Problem requirements — Your copy should match the entries below exactly, apart from the images.

═══ Dataset records ═══

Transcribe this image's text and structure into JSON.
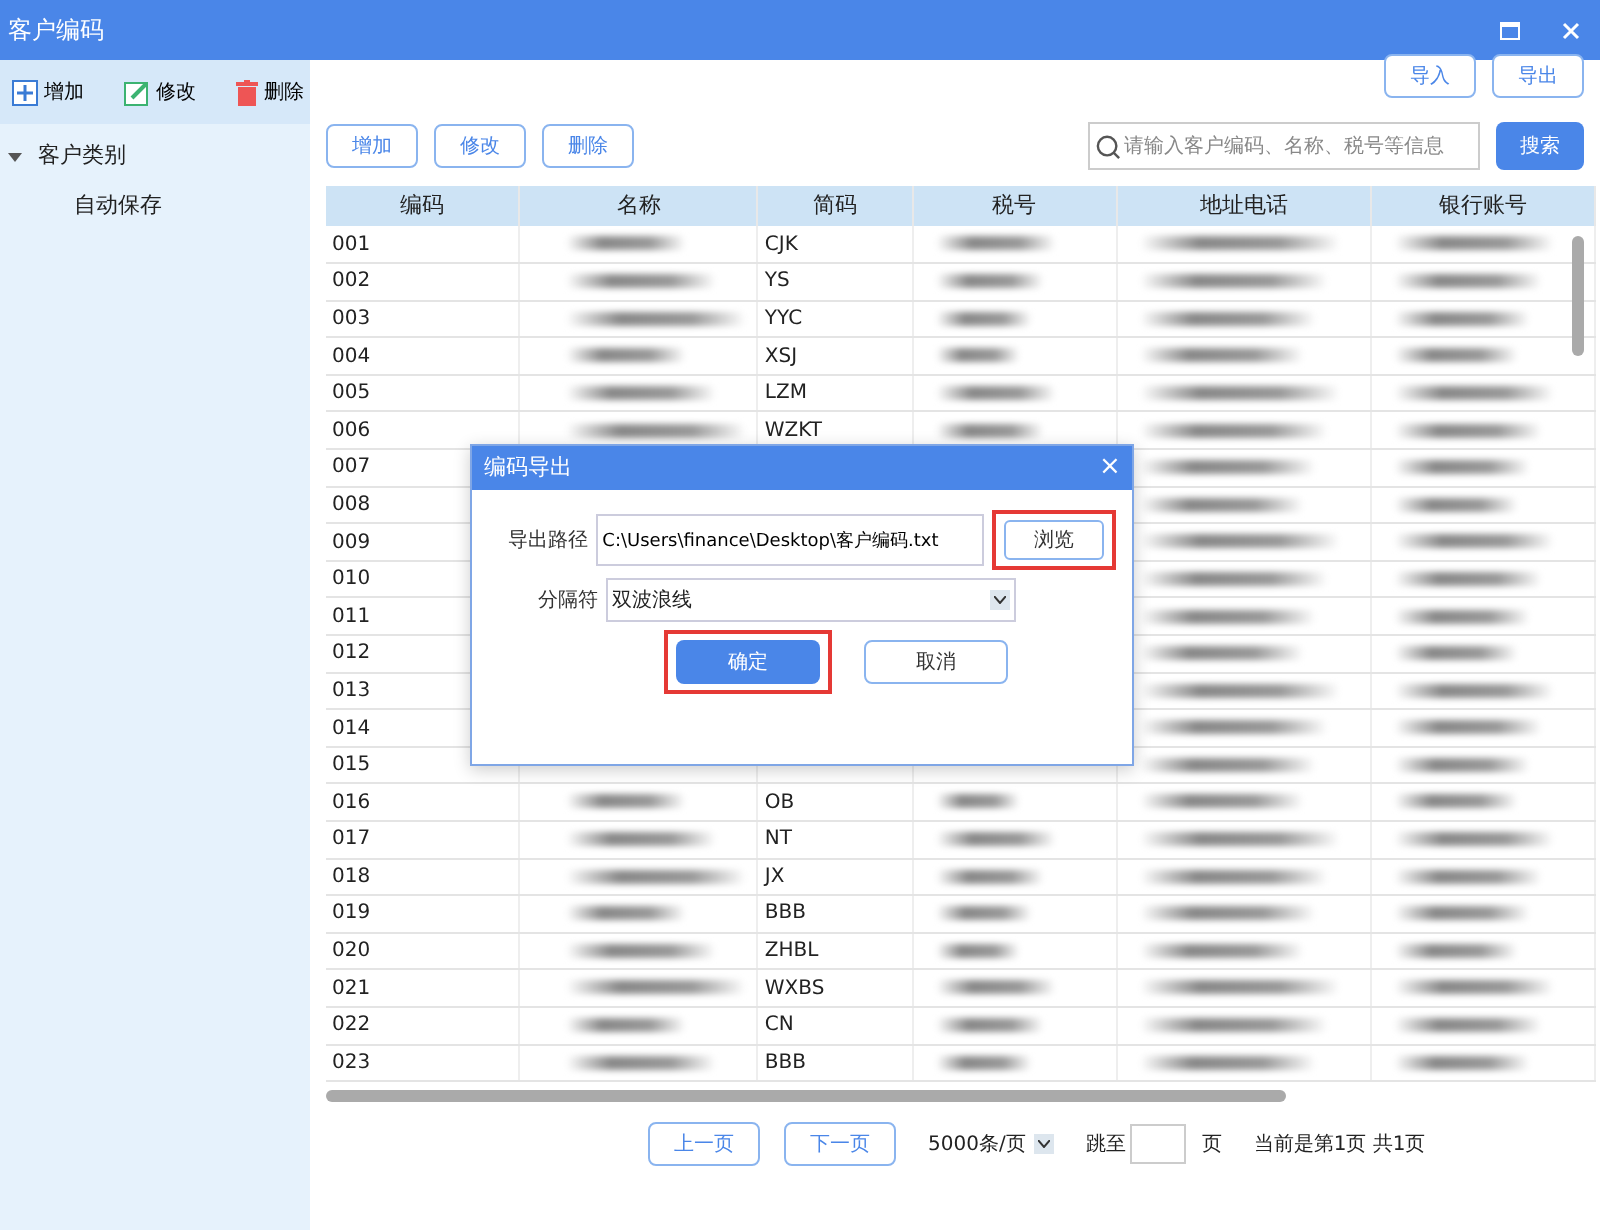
{
  "window": {
    "title": "客户编码"
  },
  "sidebar": {
    "toolbar": [
      {
        "label": "增加",
        "kind": "add"
      },
      {
        "label": "修改",
        "kind": "edit"
      },
      {
        "label": "删除",
        "kind": "delete"
      }
    ],
    "tree": [
      {
        "label": "客户类别",
        "expanded": true,
        "children": [
          {
            "label": "自动保存"
          }
        ]
      }
    ]
  },
  "top_buttons": [
    "导入",
    "导出"
  ],
  "actions": [
    "增加",
    "修改",
    "删除"
  ],
  "search": {
    "placeholder": "请输入客户编码、名称、税号等信息",
    "button": "搜索"
  },
  "table": {
    "columns": [
      "编码",
      "名称",
      "简码",
      "税号",
      "地址电话",
      "银行账号"
    ],
    "rows": [
      {
        "code": "001",
        "abbr": "CJK"
      },
      {
        "code": "002",
        "abbr": "YS"
      },
      {
        "code": "003",
        "abbr": "YYC"
      },
      {
        "code": "004",
        "abbr": "XSJ"
      },
      {
        "code": "005",
        "abbr": "LZM"
      },
      {
        "code": "006",
        "abbr": "WZKT"
      },
      {
        "code": "007"
      },
      {
        "code": "008"
      },
      {
        "code": "009"
      },
      {
        "code": "010"
      },
      {
        "code": "011"
      },
      {
        "code": "012"
      },
      {
        "code": "013"
      },
      {
        "code": "014"
      },
      {
        "code": "015"
      },
      {
        "code": "016",
        "abbr": "OB"
      },
      {
        "code": "017",
        "abbr": "NT"
      },
      {
        "code": "018",
        "abbr": "JX"
      },
      {
        "code": "019",
        "abbr": "BBB"
      },
      {
        "code": "020",
        "abbr": "ZHBL"
      },
      {
        "code": "021",
        "abbr": "WXBS"
      },
      {
        "code": "022",
        "abbr": "CN"
      },
      {
        "code": "023",
        "abbr": "BBB"
      }
    ]
  },
  "pagination": {
    "prev": "上一页",
    "next": "下一页",
    "page_size": "5000条/页",
    "jump_label": "跳至",
    "page_unit": "页",
    "status": "当前是第1页 共1页"
  },
  "dialog": {
    "title": "编码导出",
    "close": "×",
    "fields": [
      {
        "label": "导出路径",
        "value": "C:\\Users\\finance\\Desktop\\客户编码.txt",
        "kind": "text",
        "button": {
          "label": "浏览",
          "highlighted": true
        }
      },
      {
        "label": "分隔符",
        "value": "双波浪线",
        "kind": "select"
      }
    ],
    "buttons": [
      {
        "label": "确定",
        "primary": true,
        "highlighted": true
      },
      {
        "label": "取消",
        "primary": false,
        "highlighted": false
      }
    ]
  }
}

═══

Exercise result —
Transcribe this image's text and structure into JSON.
{
  "window": {
    "title": "客户编码"
  },
  "sidebar": {
    "toolbar": [
      {
        "label": "增加",
        "kind": "add"
      },
      {
        "label": "修改",
        "kind": "edit"
      },
      {
        "label": "删除",
        "kind": "delete"
      }
    ],
    "tree": [
      {
        "label": "客户类别",
        "expanded": true,
        "children": [
          {
            "label": "自动保存"
          }
        ]
      }
    ]
  },
  "top_buttons": [
    "导入",
    "导出"
  ],
  "actions": [
    "增加",
    "修改",
    "删除"
  ],
  "search": {
    "placeholder": "请输入客户编码、名称、税号等信息",
    "button": "搜索"
  },
  "table": {
    "columns": [
      "编码",
      "名称",
      "简码",
      "税号",
      "地址电话",
      "银行账号"
    ],
    "rows": [
      {
        "code": "001",
        "abbr": "CJK"
      },
      {
        "code": "002",
        "abbr": "YS"
      },
      {
        "code": "003",
        "abbr": "YYC"
      },
      {
        "code": "004",
        "abbr": "XSJ"
      },
      {
        "code": "005",
        "abbr": "LZM"
      },
      {
        "code": "006",
        "abbr": "WZKT"
      },
      {
        "code": "007"
      },
      {
        "code": "008"
      },
      {
        "code": "009"
      },
      {
        "code": "010"
      },
      {
        "code": "011"
      },
      {
        "code": "012"
      },
      {
        "code": "013"
      },
      {
        "code": "014"
      },
      {
        "code": "015"
      },
      {
        "code": "016",
        "abbr": "OB"
      },
      {
        "code": "017",
        "abbr": "NT"
      },
      {
        "code": "018",
        "abbr": "JX"
      },
      {
        "code": "019",
        "abbr": "BBB"
      },
      {
        "code": "020",
        "abbr": "ZHBL"
      },
      {
        "code": "021",
        "abbr": "WXBS"
      },
      {
        "code": "022",
        "abbr": "CN"
      },
      {
        "code": "023",
        "abbr": "BBB"
      }
    ]
  },
  "pagination": {
    "prev": "上一页",
    "next": "下一页",
    "page_size": "5000条/页",
    "jump_label": "跳至",
    "page_unit": "页",
    "status": "当前是第1页 共1页"
  },
  "dialog": {
    "title": "编码导出",
    "close": "×",
    "fields": [
      {
        "label": "导出路径",
        "value": "C:\\Users\\finance\\Desktop\\客户编码.txt",
        "kind": "text",
        "button": {
          "label": "浏览",
          "highlighted": true
        }
      },
      {
        "label": "分隔符",
        "value": "双波浪线",
        "kind": "select"
      }
    ],
    "buttons": [
      {
        "label": "确定",
        "primary": true,
        "highlighted": true
      },
      {
        "label": "取消",
        "primary": false,
        "highlighted": false
      }
    ]
  }
}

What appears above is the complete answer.